→ **Required work**
Among the entries, find the lines with the string "Pathan" and copy them.

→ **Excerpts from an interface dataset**
◇ ◇ ◇ ◇ ◇
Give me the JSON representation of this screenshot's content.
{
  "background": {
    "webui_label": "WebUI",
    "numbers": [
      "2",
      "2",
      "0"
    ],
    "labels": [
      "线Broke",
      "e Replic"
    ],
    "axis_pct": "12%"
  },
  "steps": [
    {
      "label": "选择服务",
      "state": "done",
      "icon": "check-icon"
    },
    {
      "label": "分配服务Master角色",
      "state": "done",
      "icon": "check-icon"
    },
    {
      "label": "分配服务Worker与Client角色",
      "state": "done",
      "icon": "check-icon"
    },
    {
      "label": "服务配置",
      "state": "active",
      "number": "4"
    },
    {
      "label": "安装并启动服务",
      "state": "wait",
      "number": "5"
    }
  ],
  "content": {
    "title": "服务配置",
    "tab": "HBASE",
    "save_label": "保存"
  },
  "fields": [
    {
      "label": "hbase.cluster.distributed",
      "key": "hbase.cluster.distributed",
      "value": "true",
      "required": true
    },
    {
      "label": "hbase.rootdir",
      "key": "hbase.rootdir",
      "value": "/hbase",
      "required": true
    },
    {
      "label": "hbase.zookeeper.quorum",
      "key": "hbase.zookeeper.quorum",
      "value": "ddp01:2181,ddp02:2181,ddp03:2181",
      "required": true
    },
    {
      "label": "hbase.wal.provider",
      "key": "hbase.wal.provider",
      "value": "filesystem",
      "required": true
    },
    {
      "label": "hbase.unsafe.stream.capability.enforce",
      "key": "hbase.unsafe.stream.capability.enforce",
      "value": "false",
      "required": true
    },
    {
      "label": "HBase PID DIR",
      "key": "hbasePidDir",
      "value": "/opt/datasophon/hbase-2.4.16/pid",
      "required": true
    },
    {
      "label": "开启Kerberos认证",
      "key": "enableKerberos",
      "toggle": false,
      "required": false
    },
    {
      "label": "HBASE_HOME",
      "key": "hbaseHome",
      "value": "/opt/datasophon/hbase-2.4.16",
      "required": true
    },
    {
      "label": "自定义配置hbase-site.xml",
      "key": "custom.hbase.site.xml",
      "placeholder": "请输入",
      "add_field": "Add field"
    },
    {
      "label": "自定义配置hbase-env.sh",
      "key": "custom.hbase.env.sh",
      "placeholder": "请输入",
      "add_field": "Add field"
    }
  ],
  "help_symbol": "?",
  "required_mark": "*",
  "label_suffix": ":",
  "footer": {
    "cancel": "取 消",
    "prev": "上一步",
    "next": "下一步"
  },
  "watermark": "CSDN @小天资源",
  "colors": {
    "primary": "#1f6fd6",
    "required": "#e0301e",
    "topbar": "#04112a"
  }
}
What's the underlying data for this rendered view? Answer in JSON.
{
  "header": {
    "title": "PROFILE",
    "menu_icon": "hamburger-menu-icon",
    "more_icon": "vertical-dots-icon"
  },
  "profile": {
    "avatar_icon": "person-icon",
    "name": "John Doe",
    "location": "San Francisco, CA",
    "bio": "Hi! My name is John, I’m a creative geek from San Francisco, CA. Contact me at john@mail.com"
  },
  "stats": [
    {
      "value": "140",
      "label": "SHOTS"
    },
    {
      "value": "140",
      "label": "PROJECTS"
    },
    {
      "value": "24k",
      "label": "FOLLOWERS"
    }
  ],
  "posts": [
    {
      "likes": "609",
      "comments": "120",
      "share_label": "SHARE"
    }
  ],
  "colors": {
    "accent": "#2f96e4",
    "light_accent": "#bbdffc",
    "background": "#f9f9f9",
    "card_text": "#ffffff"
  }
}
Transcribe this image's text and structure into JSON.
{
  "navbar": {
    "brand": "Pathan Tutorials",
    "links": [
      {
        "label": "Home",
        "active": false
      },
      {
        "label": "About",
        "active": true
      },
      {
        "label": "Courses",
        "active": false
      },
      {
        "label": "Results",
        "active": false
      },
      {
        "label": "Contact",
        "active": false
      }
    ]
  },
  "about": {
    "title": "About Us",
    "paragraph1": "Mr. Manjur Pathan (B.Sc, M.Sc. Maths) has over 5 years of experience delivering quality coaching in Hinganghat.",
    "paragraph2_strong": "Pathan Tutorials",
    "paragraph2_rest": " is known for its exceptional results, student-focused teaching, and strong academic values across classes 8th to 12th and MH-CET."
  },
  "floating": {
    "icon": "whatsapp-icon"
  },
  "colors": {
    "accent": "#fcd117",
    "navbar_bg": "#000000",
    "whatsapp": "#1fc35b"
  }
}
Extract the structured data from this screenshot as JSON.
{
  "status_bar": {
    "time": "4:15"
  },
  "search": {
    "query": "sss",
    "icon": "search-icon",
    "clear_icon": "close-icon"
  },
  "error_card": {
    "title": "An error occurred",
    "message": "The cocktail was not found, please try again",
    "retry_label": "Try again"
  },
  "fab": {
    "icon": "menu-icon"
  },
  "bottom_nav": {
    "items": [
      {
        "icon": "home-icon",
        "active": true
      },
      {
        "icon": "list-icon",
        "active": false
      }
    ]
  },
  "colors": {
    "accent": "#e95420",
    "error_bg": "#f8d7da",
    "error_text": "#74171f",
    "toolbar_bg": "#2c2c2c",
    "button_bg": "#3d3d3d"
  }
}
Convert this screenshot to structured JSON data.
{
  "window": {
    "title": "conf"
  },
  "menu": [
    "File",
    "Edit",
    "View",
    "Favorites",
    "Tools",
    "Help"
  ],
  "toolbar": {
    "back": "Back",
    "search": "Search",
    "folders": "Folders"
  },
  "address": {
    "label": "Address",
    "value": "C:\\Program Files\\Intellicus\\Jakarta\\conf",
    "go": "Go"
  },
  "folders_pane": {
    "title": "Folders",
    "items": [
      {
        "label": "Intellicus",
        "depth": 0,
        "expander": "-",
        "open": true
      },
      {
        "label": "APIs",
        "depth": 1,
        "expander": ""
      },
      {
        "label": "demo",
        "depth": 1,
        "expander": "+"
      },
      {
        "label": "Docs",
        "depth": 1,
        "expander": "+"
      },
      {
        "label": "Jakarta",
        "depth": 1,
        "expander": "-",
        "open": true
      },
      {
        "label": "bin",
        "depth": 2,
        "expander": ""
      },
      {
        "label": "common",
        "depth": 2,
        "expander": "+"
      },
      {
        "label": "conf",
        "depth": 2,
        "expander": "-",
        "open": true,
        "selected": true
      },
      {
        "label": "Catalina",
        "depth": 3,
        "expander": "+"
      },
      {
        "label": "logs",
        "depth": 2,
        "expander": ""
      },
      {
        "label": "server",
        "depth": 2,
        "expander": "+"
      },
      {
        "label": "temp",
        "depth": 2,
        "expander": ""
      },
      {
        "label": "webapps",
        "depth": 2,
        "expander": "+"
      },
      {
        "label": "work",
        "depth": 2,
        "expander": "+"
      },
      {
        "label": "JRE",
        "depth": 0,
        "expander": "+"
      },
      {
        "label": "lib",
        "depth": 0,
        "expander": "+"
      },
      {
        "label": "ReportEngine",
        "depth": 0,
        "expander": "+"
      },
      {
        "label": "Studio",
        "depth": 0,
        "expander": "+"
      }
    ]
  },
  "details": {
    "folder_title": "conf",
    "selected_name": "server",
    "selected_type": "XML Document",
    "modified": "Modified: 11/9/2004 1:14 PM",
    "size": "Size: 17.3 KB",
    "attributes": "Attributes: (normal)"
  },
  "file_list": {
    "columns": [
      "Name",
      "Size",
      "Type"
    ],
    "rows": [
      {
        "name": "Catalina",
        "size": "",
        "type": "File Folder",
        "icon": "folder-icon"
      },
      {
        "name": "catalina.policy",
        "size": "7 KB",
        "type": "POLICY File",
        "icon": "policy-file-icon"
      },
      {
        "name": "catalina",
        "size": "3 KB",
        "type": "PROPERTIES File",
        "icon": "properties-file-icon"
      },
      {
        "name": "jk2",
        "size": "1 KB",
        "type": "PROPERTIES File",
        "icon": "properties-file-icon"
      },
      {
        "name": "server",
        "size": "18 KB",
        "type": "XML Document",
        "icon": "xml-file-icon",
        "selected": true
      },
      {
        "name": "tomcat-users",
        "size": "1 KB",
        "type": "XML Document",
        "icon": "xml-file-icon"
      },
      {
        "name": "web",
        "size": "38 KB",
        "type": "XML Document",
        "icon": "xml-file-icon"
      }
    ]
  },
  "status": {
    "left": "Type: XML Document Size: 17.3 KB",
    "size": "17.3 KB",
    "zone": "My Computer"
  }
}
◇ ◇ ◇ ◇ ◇
→ **Answer area**
    "brand": "Pathan Tutorials",
    "paragraph1": "Mr. Manjur Pathan (B.Sc, M.Sc. Maths) has over 5 years of experience delivering quality coaching in Hinganghat.",
    "paragraph2_strong": "Pathan Tutorials",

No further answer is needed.